> What you have to do
Take from the data every line in which the word "start" is found.

:: Data for processing ::

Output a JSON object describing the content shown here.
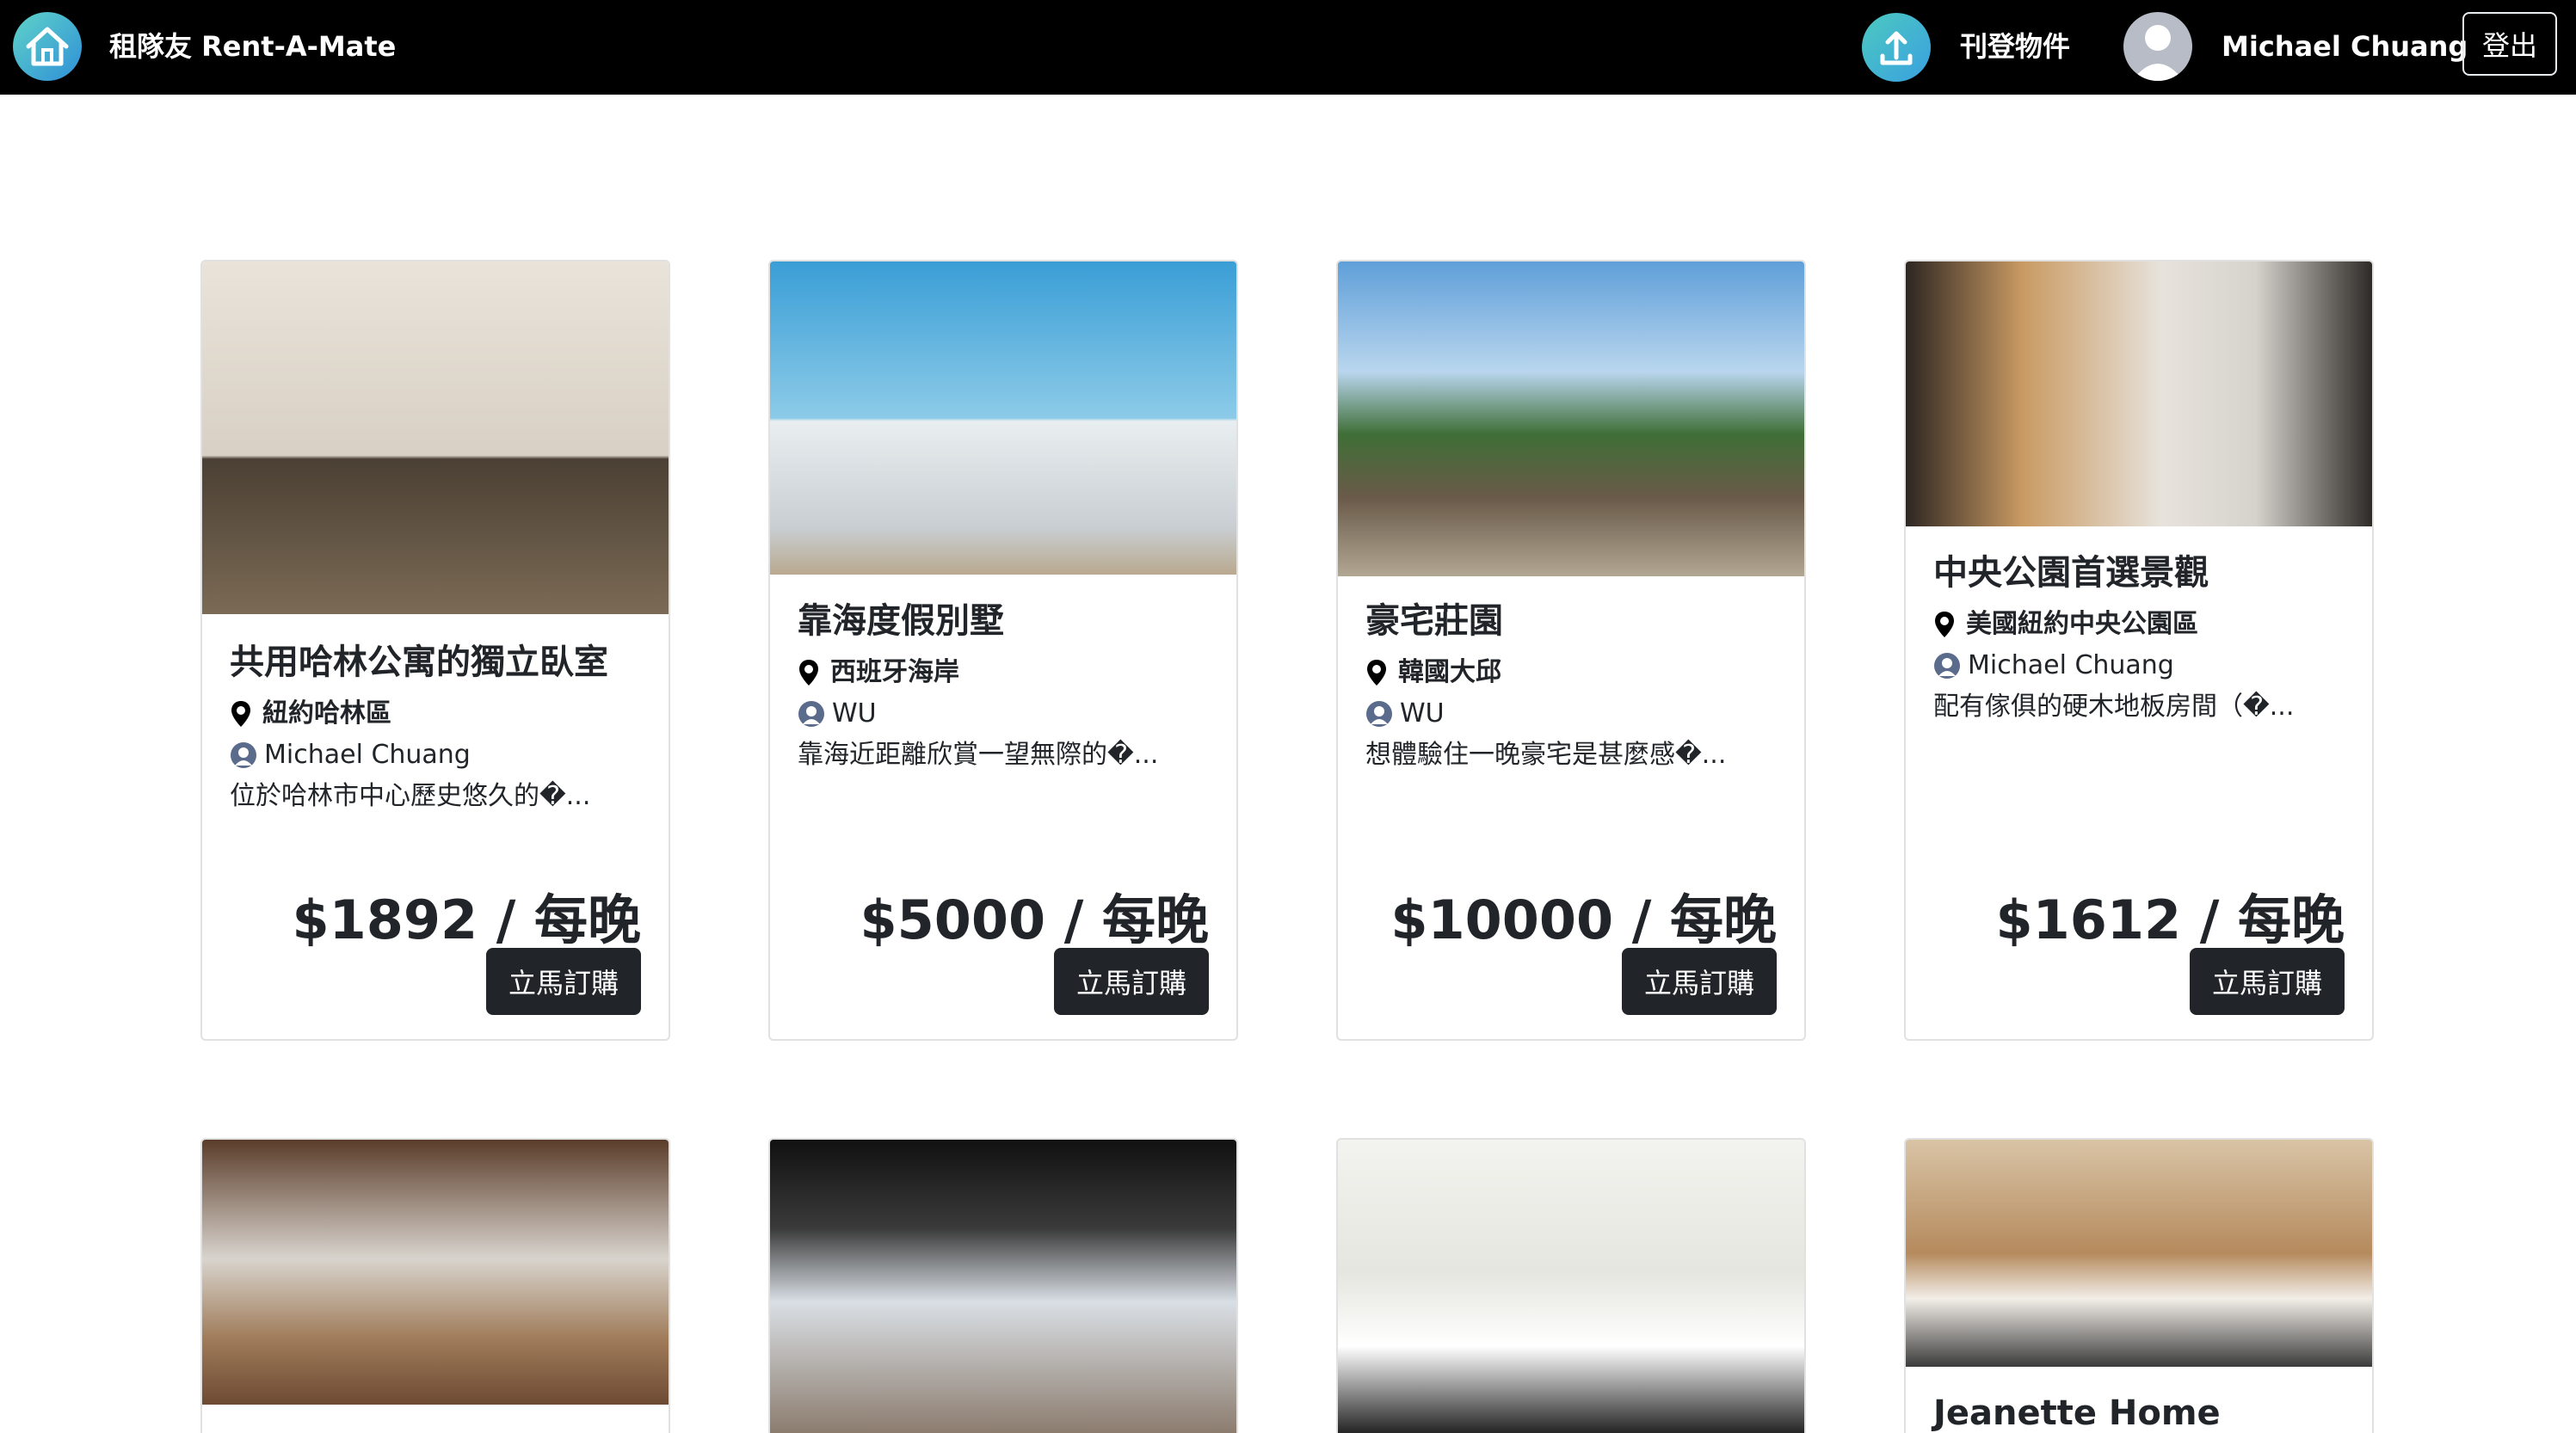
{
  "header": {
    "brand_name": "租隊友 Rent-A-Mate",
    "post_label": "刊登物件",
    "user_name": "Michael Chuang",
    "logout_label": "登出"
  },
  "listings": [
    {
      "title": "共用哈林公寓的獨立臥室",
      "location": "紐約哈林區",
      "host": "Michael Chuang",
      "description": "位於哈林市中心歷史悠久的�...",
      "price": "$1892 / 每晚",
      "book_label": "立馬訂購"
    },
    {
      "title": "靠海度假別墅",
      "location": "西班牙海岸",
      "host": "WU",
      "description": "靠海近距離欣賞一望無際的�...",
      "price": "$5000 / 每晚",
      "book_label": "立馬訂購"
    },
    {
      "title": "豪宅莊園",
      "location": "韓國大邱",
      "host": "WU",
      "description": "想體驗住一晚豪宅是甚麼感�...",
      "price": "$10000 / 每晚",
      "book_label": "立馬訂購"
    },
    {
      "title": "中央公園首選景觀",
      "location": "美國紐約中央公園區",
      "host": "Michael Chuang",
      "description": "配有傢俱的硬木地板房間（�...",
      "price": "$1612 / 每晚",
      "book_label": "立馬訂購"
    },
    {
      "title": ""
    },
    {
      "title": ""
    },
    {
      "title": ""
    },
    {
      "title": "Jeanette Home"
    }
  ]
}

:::
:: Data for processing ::

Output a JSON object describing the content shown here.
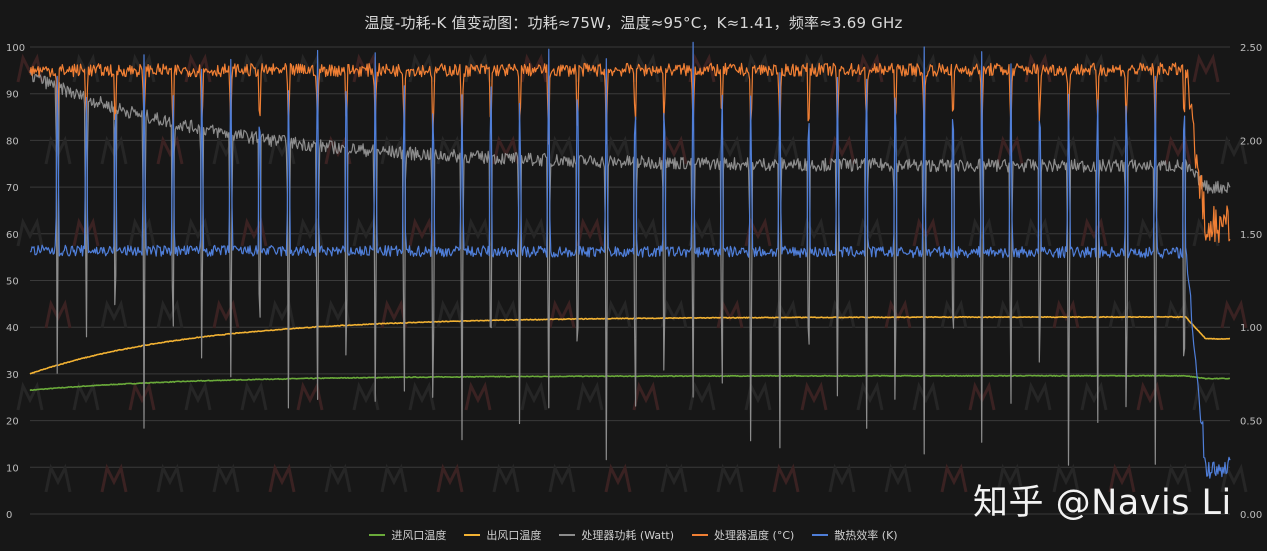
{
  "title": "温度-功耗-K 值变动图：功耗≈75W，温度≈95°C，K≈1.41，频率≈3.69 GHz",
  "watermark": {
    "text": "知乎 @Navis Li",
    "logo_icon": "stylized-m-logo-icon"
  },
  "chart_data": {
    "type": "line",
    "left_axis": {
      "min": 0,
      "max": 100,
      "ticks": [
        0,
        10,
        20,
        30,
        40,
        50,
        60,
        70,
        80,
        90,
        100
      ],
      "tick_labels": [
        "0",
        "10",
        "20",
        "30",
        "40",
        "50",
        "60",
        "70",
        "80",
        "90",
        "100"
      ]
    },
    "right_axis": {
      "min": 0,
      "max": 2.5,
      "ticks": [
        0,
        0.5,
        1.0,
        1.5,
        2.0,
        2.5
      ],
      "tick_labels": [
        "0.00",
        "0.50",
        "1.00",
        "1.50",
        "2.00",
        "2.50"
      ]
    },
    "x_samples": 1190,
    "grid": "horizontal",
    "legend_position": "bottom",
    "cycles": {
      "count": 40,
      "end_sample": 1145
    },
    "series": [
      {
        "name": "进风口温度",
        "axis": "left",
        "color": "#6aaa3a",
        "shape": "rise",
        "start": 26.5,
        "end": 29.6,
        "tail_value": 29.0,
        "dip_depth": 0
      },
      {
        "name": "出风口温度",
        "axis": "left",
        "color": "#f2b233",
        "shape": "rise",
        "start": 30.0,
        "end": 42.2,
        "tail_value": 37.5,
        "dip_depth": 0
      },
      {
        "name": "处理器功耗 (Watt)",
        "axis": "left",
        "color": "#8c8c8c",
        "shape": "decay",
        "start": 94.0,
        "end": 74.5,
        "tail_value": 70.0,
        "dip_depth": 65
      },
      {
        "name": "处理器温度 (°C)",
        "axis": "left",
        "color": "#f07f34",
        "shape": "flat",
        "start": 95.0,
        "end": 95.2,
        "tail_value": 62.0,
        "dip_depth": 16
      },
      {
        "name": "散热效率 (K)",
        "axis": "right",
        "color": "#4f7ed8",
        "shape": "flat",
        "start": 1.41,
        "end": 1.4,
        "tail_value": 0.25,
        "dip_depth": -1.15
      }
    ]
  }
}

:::

> Solution
        "start": 26.5,
        "start": 30.0,
        "start": 94.0,
        "start": 95.0,
        "start": 1.41,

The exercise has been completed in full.